*Exercise requirements*
Each line below containing the word "text" needs to be shown.

■ ■ ■ ■ ■ ■ ■

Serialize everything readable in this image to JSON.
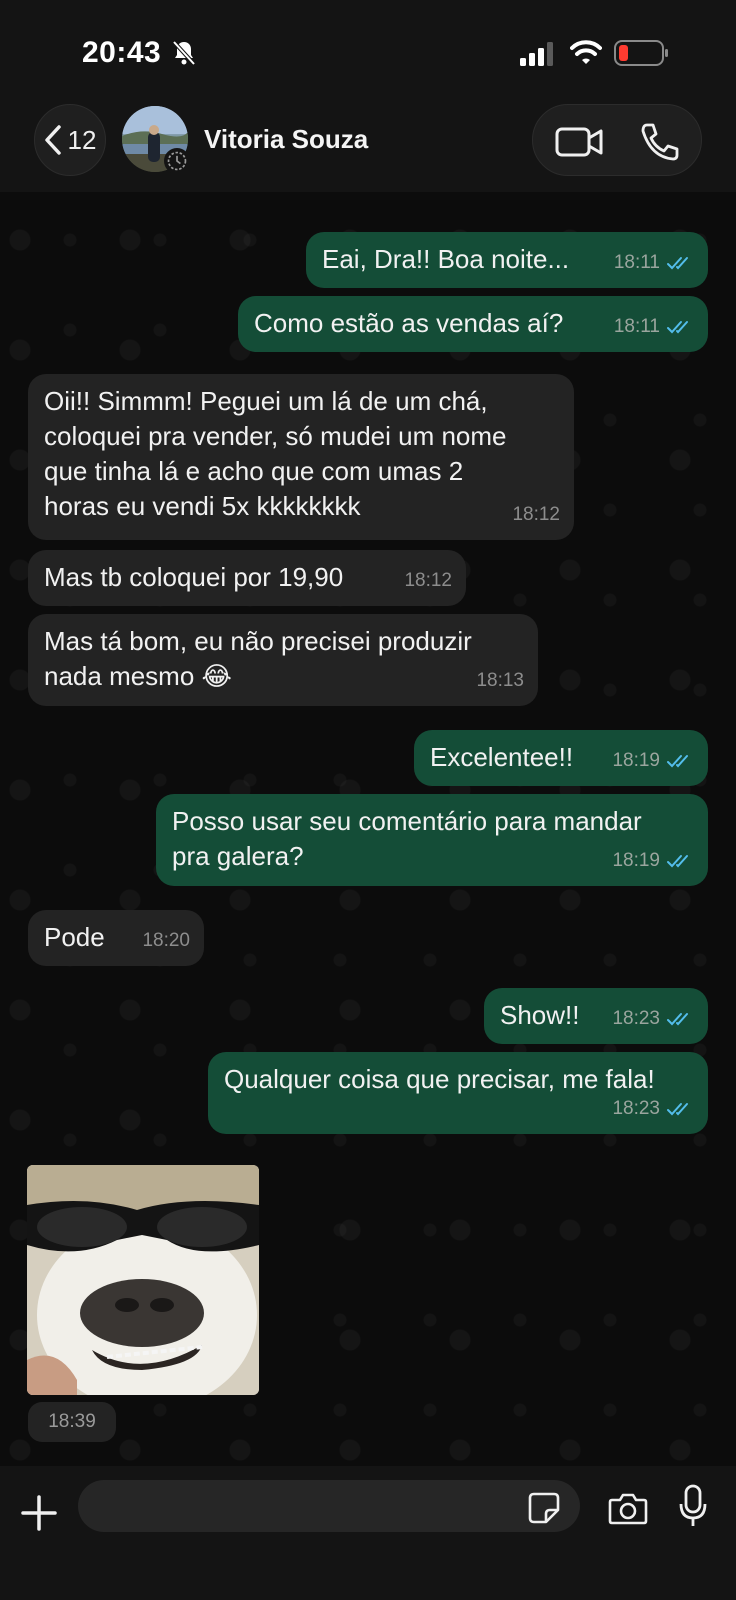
{
  "status_bar": {
    "time": "20:43"
  },
  "header": {
    "back_count": "12",
    "contact_name": "Vitoria Souza"
  },
  "messages": [
    {
      "dir": "out",
      "text": "Eai, Dra!! Boa noite...",
      "time": "18:11"
    },
    {
      "dir": "out",
      "text": "Como estão as vendas aí?",
      "time": "18:11"
    },
    {
      "dir": "in",
      "text": "Oii!! Simmm! Peguei um lá de um chá,\ncoloquei pra vender, só mudei um nome\nque tinha lá e acho que com umas 2\nhoras eu vendi 5x kkkkkkkk",
      "time": "18:12"
    },
    {
      "dir": "in",
      "text": "Mas tb coloquei por 19,90",
      "time": "18:12"
    },
    {
      "dir": "in",
      "text": "Mas tá bom, eu não precisei produzir\nnada mesmo 😂",
      "time": "18:13"
    },
    {
      "dir": "out",
      "text": "Excelentee!!",
      "time": "18:19"
    },
    {
      "dir": "out",
      "text": "Posso usar seu comentário para mandar\npra galera?",
      "time": "18:19"
    },
    {
      "dir": "in",
      "text": "Pode",
      "time": "18:20"
    },
    {
      "dir": "out",
      "text": "Show!!",
      "time": "18:23"
    },
    {
      "dir": "out",
      "text": "Qualquer coisa que precisar, me fala!",
      "time": "18:23"
    }
  ],
  "sticker": {
    "time": "18:39"
  },
  "input": {
    "placeholder": ""
  },
  "colors": {
    "outgoing_bubble": "#144d37",
    "incoming_bubble": "#232323",
    "read_ticks": "#53bdeb"
  }
}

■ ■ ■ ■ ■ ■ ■

*Output*
      "text": "Eai, Dra!! Boa noite...",
      "text": "Como estão as vendas aí?",
      "text": "Oii!! Simmm! Peguei um lá de um chá,\ncoloquei pra vender, só mudei um nome\nque tinha lá e acho que com umas 2\nhoras eu vendi 5x kkkkkkkk",
      "text": "Mas tb coloquei por 19,90",
      "text": "Mas tá bom, eu não precisei produzir\nnada mesmo 😂",
      "text": "Excelentee!!",
      "text": "Posso usar seu comentário para mandar\npra galera?",
      "text": "Pode",
      "text": "Show!!",
      "text": "Qualquer coisa que precisar, me fala!",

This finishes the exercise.